Each line of the data below must be given again exactly as written.

— Supplied entries —
<<<<
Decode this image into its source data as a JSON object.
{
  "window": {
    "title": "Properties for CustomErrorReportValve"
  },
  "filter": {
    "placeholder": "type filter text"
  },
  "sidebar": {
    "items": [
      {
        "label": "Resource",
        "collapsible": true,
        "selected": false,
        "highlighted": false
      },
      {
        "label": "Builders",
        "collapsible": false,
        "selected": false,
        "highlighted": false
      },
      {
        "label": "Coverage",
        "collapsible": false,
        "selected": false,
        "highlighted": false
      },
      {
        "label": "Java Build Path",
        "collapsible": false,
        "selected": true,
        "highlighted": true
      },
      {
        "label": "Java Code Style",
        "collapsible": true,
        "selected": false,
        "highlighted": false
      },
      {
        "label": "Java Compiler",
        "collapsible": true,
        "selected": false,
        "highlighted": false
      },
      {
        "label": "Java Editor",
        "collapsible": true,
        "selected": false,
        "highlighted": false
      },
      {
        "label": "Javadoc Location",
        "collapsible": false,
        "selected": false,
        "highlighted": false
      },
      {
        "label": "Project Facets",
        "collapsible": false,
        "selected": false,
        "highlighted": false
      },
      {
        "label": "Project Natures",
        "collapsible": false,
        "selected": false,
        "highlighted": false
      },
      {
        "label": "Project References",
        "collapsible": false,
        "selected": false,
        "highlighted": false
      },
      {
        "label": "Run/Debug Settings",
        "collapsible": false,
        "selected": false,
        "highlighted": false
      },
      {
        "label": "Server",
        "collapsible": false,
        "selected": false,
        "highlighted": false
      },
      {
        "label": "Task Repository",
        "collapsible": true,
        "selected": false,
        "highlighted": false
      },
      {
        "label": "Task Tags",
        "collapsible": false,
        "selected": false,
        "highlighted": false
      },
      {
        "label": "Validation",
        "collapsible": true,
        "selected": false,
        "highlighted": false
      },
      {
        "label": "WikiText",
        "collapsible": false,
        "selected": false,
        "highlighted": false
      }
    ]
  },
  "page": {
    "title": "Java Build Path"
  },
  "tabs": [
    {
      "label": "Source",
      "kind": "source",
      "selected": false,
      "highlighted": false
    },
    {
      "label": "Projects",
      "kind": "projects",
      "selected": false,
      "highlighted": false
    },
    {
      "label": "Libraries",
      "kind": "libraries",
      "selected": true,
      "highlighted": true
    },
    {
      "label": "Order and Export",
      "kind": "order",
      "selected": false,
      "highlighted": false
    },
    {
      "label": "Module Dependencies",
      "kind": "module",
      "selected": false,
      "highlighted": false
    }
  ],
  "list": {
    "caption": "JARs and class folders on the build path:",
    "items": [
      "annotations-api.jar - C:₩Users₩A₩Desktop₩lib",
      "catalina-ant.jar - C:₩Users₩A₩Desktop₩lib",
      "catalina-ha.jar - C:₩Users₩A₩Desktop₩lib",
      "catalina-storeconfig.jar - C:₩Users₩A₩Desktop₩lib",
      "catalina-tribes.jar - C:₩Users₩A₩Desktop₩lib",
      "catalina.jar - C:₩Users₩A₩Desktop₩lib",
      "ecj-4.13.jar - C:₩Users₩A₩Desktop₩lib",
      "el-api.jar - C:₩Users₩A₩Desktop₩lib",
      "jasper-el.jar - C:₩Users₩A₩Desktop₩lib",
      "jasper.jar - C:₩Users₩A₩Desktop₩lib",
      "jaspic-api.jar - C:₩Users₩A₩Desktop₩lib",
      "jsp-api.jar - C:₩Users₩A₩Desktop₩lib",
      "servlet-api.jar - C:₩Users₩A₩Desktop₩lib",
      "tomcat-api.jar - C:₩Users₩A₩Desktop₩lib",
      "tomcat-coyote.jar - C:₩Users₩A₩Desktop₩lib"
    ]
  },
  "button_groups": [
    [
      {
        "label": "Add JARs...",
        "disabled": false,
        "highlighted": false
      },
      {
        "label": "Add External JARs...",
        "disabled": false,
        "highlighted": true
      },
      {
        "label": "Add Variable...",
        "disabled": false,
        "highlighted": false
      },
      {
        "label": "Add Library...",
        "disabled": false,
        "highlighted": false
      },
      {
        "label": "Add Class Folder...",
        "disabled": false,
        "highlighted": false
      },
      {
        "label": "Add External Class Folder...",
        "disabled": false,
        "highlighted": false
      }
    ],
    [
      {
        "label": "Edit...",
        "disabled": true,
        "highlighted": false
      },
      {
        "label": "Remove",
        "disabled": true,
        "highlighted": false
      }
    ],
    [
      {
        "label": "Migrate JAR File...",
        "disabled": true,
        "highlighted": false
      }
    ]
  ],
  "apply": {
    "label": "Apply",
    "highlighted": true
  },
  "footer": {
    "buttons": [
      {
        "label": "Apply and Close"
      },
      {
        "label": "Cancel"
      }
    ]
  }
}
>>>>
— Output for this exercise —
Decode this image into its source data as a JSON object.
{
  "window": {
    "title": "Properties for CustomErrorReportValve"
  },
  "filter": {
    "placeholder": "type filter text"
  },
  "sidebar": {
    "items": [
      {
        "label": "Resource",
        "collapsible": true,
        "selected": false,
        "highlighted": false
      },
      {
        "label": "Builders",
        "collapsible": false,
        "selected": false,
        "highlighted": false
      },
      {
        "label": "Coverage",
        "collapsible": false,
        "selected": false,
        "highlighted": false
      },
      {
        "label": "Java Build Path",
        "collapsible": false,
        "selected": true,
        "highlighted": true
      },
      {
        "label": "Java Code Style",
        "collapsible": true,
        "selected": false,
        "highlighted": false
      },
      {
        "label": "Java Compiler",
        "collapsible": true,
        "selected": false,
        "highlighted": false
      },
      {
        "label": "Java Editor",
        "collapsible": true,
        "selected": false,
        "highlighted": false
      },
      {
        "label": "Javadoc Location",
        "collapsible": false,
        "selected": false,
        "highlighted": false
      },
      {
        "label": "Project Facets",
        "collapsible": false,
        "selected": false,
        "highlighted": false
      },
      {
        "label": "Project Natures",
        "collapsible": false,
        "selected": false,
        "highlighted": false
      },
      {
        "label": "Project References",
        "collapsible": false,
        "selected": false,
        "highlighted": false
      },
      {
        "label": "Run/Debug Settings",
        "collapsible": false,
        "selected": false,
        "highlighted": false
      },
      {
        "label": "Server",
        "collapsible": false,
        "selected": false,
        "highlighted": false
      },
      {
        "label": "Task Repository",
        "collapsible": true,
        "selected": false,
        "highlighted": false
      },
      {
        "label": "Task Tags",
        "collapsible": false,
        "selected": false,
        "highlighted": false
      },
      {
        "label": "Validation",
        "collapsible": true,
        "selected": false,
        "highlighted": false
      },
      {
        "label": "WikiText",
        "collapsible": false,
        "selected": false,
        "highlighted": false
      }
    ]
  },
  "page": {
    "title": "Java Build Path"
  },
  "tabs": [
    {
      "label": "Source",
      "kind": "source",
      "selected": false,
      "highlighted": false
    },
    {
      "label": "Projects",
      "kind": "projects",
      "selected": false,
      "highlighted": false
    },
    {
      "label": "Libraries",
      "kind": "libraries",
      "selected": true,
      "highlighted": true
    },
    {
      "label": "Order and Export",
      "kind": "order",
      "selected": false,
      "highlighted": false
    },
    {
      "label": "Module Dependencies",
      "kind": "module",
      "selected": false,
      "highlighted": false
    }
  ],
  "list": {
    "caption": "JARs and class folders on the build path:",
    "items": [
      "annotations-api.jar - C:₩Users₩A₩Desktop₩lib",
      "catalina-ant.jar - C:₩Users₩A₩Desktop₩lib",
      "catalina-ha.jar - C:₩Users₩A₩Desktop₩lib",
      "catalina-storeconfig.jar - C:₩Users₩A₩Desktop₩lib",
      "catalina-tribes.jar - C:₩Users₩A₩Desktop₩lib",
      "catalina.jar - C:₩Users₩A₩Desktop₩lib",
      "ecj-4.13.jar - C:₩Users₩A₩Desktop₩lib",
      "el-api.jar - C:₩Users₩A₩Desktop₩lib",
      "jasper-el.jar - C:₩Users₩A₩Desktop₩lib",
      "jasper.jar - C:₩Users₩A₩Desktop₩lib",
      "jaspic-api.jar - C:₩Users₩A₩Desktop₩lib",
      "jsp-api.jar - C:₩Users₩A₩Desktop₩lib",
      "servlet-api.jar - C:₩Users₩A₩Desktop₩lib",
      "tomcat-api.jar - C:₩Users₩A₩Desktop₩lib",
      "tomcat-coyote.jar - C:₩Users₩A₩Desktop₩lib"
    ]
  },
  "button_groups": [
    [
      {
        "label": "Add JARs...",
        "disabled": false,
        "highlighted": false
      },
      {
        "label": "Add External JARs...",
        "disabled": false,
        "highlighted": true
      },
      {
        "label": "Add Variable...",
        "disabled": false,
        "highlighted": false
      },
      {
        "label": "Add Library...",
        "disabled": false,
        "highlighted": false
      },
      {
        "label": "Add Class Folder...",
        "disabled": false,
        "highlighted": false
      },
      {
        "label": "Add External Class Folder...",
        "disabled": false,
        "highlighted": false
      }
    ],
    [
      {
        "label": "Edit...",
        "disabled": true,
        "highlighted": false
      },
      {
        "label": "Remove",
        "disabled": true,
        "highlighted": false
      }
    ],
    [
      {
        "label": "Migrate JAR File...",
        "disabled": true,
        "highlighted": false
      }
    ]
  ],
  "apply": {
    "label": "Apply",
    "highlighted": true
  },
  "footer": {
    "buttons": [
      {
        "label": "Apply and Close"
      },
      {
        "label": "Cancel"
      }
    ]
  }
}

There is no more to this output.